AIM OF THE EXERCISE:
Find each line in the records below that contains the word "weeks", and copy it out.

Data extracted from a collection
..........
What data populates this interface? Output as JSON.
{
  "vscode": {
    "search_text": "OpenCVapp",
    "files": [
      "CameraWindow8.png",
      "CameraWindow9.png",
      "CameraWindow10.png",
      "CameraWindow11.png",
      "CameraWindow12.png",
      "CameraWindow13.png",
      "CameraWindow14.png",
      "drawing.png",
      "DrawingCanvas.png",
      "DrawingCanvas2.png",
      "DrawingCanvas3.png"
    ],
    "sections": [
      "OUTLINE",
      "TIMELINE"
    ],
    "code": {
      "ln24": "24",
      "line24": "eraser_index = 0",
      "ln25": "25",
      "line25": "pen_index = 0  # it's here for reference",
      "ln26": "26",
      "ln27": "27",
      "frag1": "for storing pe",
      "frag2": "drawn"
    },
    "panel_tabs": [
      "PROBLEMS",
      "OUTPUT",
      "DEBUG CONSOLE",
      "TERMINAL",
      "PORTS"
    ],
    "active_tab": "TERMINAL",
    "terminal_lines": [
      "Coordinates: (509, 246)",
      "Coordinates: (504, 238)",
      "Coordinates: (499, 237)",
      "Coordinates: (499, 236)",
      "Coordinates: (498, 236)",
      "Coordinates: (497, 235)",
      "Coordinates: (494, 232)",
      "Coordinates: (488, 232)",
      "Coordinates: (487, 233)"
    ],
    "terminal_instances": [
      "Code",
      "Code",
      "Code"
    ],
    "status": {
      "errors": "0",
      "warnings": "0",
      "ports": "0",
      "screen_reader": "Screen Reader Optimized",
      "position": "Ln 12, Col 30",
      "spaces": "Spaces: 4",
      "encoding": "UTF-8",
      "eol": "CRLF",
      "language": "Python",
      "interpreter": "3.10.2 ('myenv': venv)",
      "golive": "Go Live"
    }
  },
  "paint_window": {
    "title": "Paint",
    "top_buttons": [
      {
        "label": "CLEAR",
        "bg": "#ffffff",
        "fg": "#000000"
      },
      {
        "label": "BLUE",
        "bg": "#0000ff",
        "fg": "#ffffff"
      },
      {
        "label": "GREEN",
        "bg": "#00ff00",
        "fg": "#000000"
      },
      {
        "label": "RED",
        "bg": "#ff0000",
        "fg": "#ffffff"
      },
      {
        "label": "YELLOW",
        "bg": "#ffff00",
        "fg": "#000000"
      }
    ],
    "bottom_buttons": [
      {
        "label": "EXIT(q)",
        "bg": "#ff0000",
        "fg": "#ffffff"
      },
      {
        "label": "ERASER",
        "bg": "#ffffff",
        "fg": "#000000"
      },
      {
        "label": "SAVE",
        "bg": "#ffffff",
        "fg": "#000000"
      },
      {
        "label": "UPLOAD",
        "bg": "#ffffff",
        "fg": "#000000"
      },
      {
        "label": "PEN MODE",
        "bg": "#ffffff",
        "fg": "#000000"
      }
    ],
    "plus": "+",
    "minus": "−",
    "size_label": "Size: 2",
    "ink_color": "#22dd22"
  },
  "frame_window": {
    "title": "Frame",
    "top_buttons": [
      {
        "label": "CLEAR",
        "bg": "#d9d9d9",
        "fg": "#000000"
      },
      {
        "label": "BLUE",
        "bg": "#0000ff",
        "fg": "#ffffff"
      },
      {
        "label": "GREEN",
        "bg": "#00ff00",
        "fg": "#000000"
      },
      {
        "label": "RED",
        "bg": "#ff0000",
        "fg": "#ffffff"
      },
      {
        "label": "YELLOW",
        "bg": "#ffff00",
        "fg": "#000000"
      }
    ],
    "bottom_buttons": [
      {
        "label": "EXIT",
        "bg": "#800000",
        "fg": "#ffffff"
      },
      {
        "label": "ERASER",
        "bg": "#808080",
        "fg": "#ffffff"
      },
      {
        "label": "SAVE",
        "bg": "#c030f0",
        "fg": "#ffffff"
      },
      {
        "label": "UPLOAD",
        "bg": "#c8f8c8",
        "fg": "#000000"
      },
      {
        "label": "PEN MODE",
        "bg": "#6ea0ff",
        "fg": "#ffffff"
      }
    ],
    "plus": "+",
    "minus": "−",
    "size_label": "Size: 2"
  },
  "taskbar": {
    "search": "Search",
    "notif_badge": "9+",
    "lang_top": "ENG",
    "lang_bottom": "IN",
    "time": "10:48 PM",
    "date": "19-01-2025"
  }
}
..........
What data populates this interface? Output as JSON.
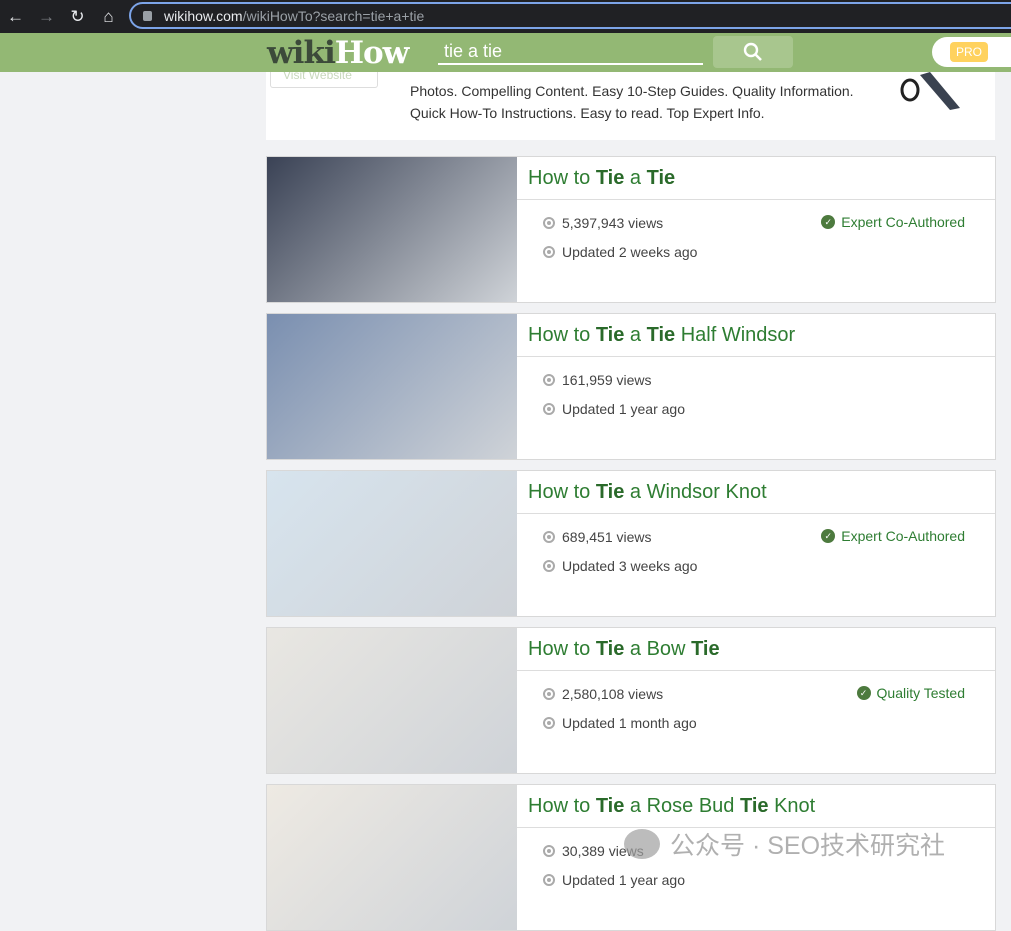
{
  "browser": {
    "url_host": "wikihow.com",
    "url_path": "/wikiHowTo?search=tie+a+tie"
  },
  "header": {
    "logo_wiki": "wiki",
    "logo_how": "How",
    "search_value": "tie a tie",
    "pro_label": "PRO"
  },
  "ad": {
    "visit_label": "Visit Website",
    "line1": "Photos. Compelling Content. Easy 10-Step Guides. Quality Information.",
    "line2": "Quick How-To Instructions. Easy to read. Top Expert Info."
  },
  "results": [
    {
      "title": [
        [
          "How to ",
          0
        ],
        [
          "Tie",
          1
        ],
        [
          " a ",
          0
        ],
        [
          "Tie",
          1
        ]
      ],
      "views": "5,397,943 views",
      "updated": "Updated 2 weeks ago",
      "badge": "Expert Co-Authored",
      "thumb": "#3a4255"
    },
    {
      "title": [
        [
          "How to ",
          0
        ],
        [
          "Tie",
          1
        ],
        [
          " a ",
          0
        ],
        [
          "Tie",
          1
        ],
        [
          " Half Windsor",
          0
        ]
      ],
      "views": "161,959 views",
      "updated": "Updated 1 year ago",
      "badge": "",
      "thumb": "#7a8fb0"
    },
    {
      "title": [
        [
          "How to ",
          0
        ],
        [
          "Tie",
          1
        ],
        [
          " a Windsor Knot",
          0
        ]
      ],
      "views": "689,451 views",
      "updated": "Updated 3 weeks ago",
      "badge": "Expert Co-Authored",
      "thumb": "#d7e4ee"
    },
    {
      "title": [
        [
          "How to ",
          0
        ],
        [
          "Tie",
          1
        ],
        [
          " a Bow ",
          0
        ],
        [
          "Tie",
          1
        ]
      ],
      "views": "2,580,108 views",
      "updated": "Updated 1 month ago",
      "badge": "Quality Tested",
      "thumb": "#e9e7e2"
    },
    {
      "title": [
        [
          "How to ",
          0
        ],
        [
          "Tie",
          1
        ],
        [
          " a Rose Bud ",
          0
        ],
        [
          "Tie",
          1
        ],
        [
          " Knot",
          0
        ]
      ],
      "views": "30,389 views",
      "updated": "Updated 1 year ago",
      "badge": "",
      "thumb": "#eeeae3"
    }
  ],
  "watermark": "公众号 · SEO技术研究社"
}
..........
ANSWER SECTION:
      "updated": "Updated 2 weeks ago",
      "updated": "Updated 3 weeks ago",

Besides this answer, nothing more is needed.